IBP is a business planning process that extends principles of S&OP to the rest of the supply chain, customer demands, products, and service profiles to deliver one’s seamless process. When it is done properly then an organization can predict and respond to different conditions quickly. However, since it can require a long implementation process, you want to not get bogged down by some common pitfalls.
Not Including the Right Players
Many IBP journeys begin with the supply chain. To succeed, it’s necessary to make sure you link all functions of the organization together and not just rely on the VPs of the supply chain. The ownership should belong to the CEO. Having ownership and leadership from the CEO helps to get an output of the process. For IBP to be done right, it requires some decisions about margins and risk mitigation and this is something that leadership is not able to delegate and avoid.
Not Having Clear Goals
IBP is the third step in an S&OP plan. Each stage has a different goal and each phase is going to build on what came before. It’s important to ask what the goal is, how you are making decisions, and what do you measure?
No Dedicated Portfolio Management Review
Companies that rely on sales and operations planning are usually focused on demand and supply balancing. However, this will cause gaps when it comes to product portfolio management. When you have dedicated portfolio management, it then helps to have a consolidated view and make integrated decisions on product segmentations, offerings, and resources. Many tools don’t incorporate the abstract data that is necessary for this stage and you aren’t able to account for new products that don’t exist in master data.

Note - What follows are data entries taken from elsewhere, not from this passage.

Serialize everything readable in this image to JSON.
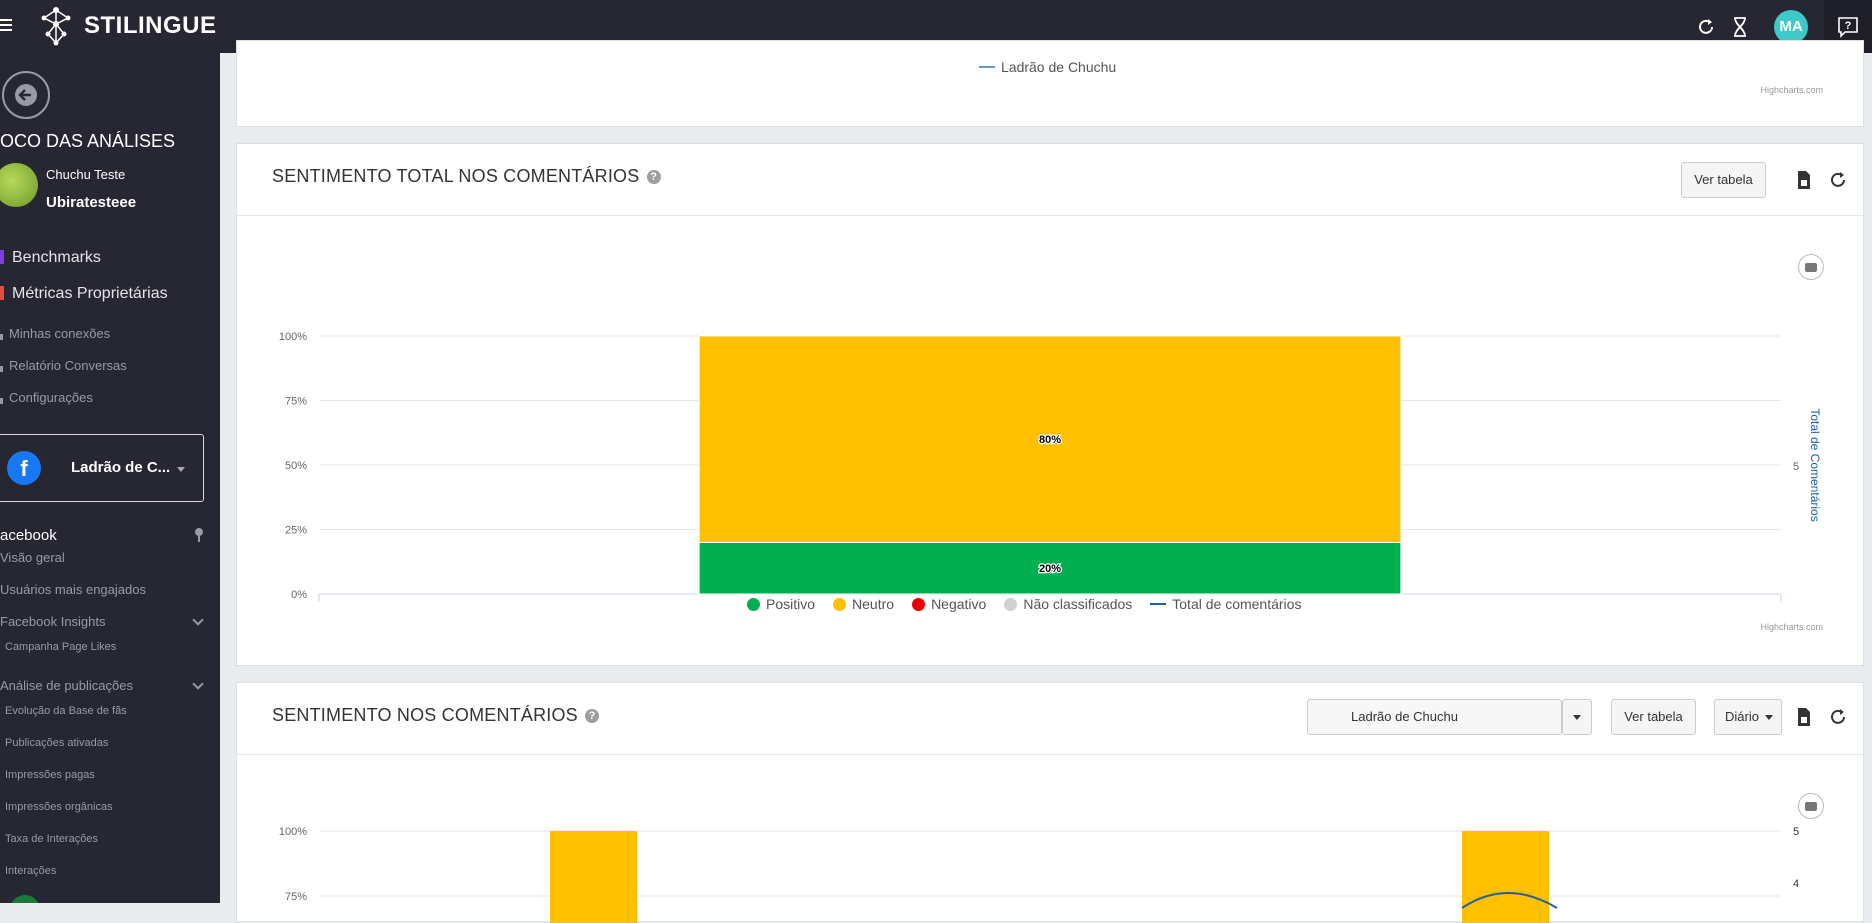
{
  "header": {
    "brand": "STILINGUE",
    "avatar_initials": "MA",
    "icons": [
      "hamburger-icon",
      "refresh-icon",
      "hourglass-icon",
      "help-icon"
    ],
    "colors": {
      "bar": "#272733",
      "avatar": "#3ec9c9"
    }
  },
  "sidebar": {
    "title": "OCO DAS ANÁLISES",
    "user_name": "Chuchu Teste",
    "account_name": "Ubiratesteee",
    "main_links": [
      {
        "label": "Benchmarks",
        "color": "#7b3fe4"
      },
      {
        "label": "Métricas Proprietárias",
        "color": "#e84c3d"
      }
    ],
    "sub_links": [
      "Minhas conexões",
      "Relatório Conversas",
      "Configurações"
    ],
    "page_selector": {
      "label": "Ladrão de C...",
      "fb_letter": "f"
    },
    "network": "acebook",
    "items": [
      {
        "label": "Visão geral",
        "level": "item"
      },
      {
        "label": "Usuários mais engajados",
        "level": "item"
      },
      {
        "label": "Facebook Insights",
        "level": "item",
        "expandable": true
      },
      {
        "label": "Campanha Page Likes",
        "level": "subitem"
      },
      {
        "label": "Análise de publicações",
        "level": "item",
        "expandable": true
      },
      {
        "label": "Evolução da Base de fãs",
        "level": "subitem"
      },
      {
        "label": "Publicações ativadas",
        "level": "subitem"
      },
      {
        "label": "Impressões pagas",
        "level": "subitem"
      },
      {
        "label": "Impressões orgânicas",
        "level": "subitem"
      },
      {
        "label": "Taxa de Interações",
        "level": "subitem"
      },
      {
        "label": "Interações",
        "level": "subitem"
      }
    ]
  },
  "top_card": {
    "legend_label": "Ladrão de Chuchu",
    "credit": "Highcharts.com"
  },
  "card1": {
    "title": "SENTIMENTO TOTAL NOS COMENTÁRIOS",
    "help": "?",
    "view_table": "Ver tabela",
    "credit": "Highcharts.com",
    "right_axis_label": "Total de Comentários",
    "legend": [
      {
        "label": "Positivo",
        "color": "#00b050",
        "kind": "dot"
      },
      {
        "label": "Neutro",
        "color": "#ffc000",
        "kind": "dot"
      },
      {
        "label": "Negativo",
        "color": "#ee0000",
        "kind": "dot"
      },
      {
        "label": "Não classificados",
        "color": "#d0d0d0",
        "kind": "dot"
      },
      {
        "label": "Total de comentários",
        "color": "#1f5fa8",
        "kind": "line"
      }
    ]
  },
  "card2": {
    "title": "SENTIMENTO NOS COMENTÁRIOS",
    "help": "?",
    "page_filter": "Ladrão de Chuchu",
    "view_table": "Ver tabela",
    "period": "Diário"
  },
  "chart_data": [
    {
      "type": "bar",
      "stacked": "percent",
      "categories": [
        "Ladrão de Chuchu"
      ],
      "series": [
        {
          "name": "Positivo",
          "values": [
            20
          ],
          "color": "#00b050",
          "label": "20%"
        },
        {
          "name": "Neutro",
          "values": [
            80
          ],
          "color": "#ffc000",
          "label": "80%"
        },
        {
          "name": "Negativo",
          "values": [
            0
          ],
          "color": "#ee0000"
        },
        {
          "name": "Não classificados",
          "values": [
            0
          ],
          "color": "#d0d0d0"
        }
      ],
      "y_ticks": [
        "100%",
        "75%",
        "50%",
        "25%",
        "0%"
      ],
      "ylim": [
        0,
        100
      ],
      "right_axis": {
        "label": "Total de Comentários",
        "ticks": [
          "5"
        ]
      },
      "grid": true,
      "legend_position": "bottom"
    },
    {
      "type": "bar",
      "stacked": "percent",
      "partial": true,
      "y_ticks": [
        "100%",
        "75%"
      ],
      "right_ticks": [
        "5",
        "4"
      ],
      "visible_bars": 2,
      "bar_color": "#ffc000"
    }
  ]
}
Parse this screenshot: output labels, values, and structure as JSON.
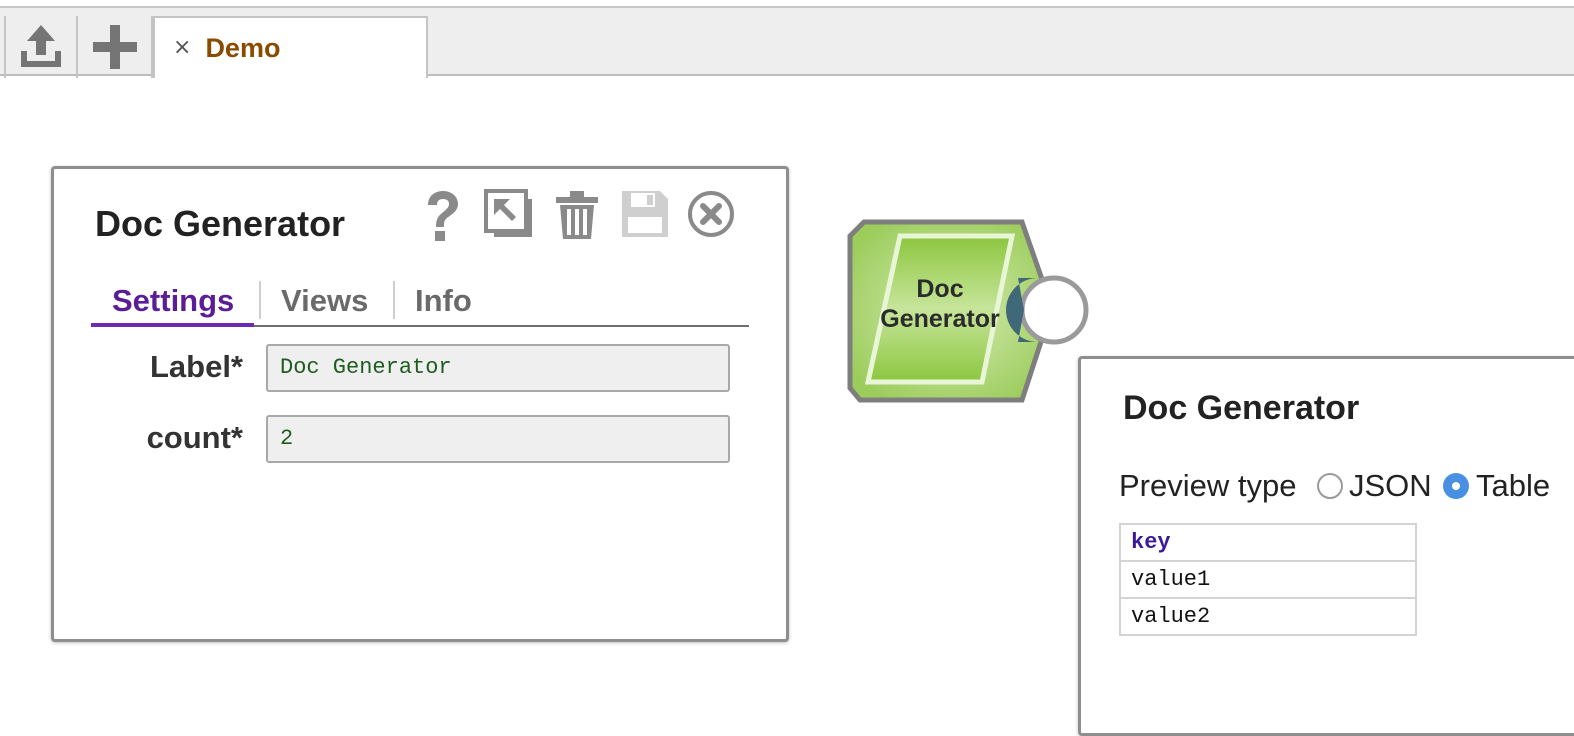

Demand Is Not Owned by Marketing and Sales
Another common issue that can stall IBP initiatives is having the supply chain teams own the demand plan. Marketing and Sales should be in charge of this part of the process. Give the marketing and sales teams more visibility to see if they can meet their target and budget requirements and how to best use resources effectively. During this part of the process, teams can struggle with bad expectations and a lack of transparency. Supply chain teams want certainty in a demand plan, but unfortunately, demand is volatile. This can lead to marketing and sales teams not participating or exaggerating numbers.
Not Including Finance
Not including financial teams in IBP can be detrimental. The information that the team needs should come from the same stakeholders.
Not Recognizing Assumptions Drive Numbers
Assumptions are the foundation that will support your numbers, so it’s necessary to be transparent about them if you want IBP success. For example, when it comes to COVID-19, everyone has different assumptions about how long disruptions last and their impact. Team members with different functions should have conversations about these assumptions in order to arrive at a common view. It’s also important to pinpoint if the assumptions are changing and make the necessary changes to the plan.
Having Too Much Detail
To have success, you can’t lose focus on the big picture. Insights from the market should be translated into some rough numbers and then discussed at the correct level of aggregation to avoid getting bogged down with too many details.
Not Aligning with the Strategic Growth Plan
Many organizations lack the processes to actually successfully deploy the strategy and very few will regularly check to make sure they are delivering on the strategy. Focusing on the end goal is important and having the right tools to help you assess is key.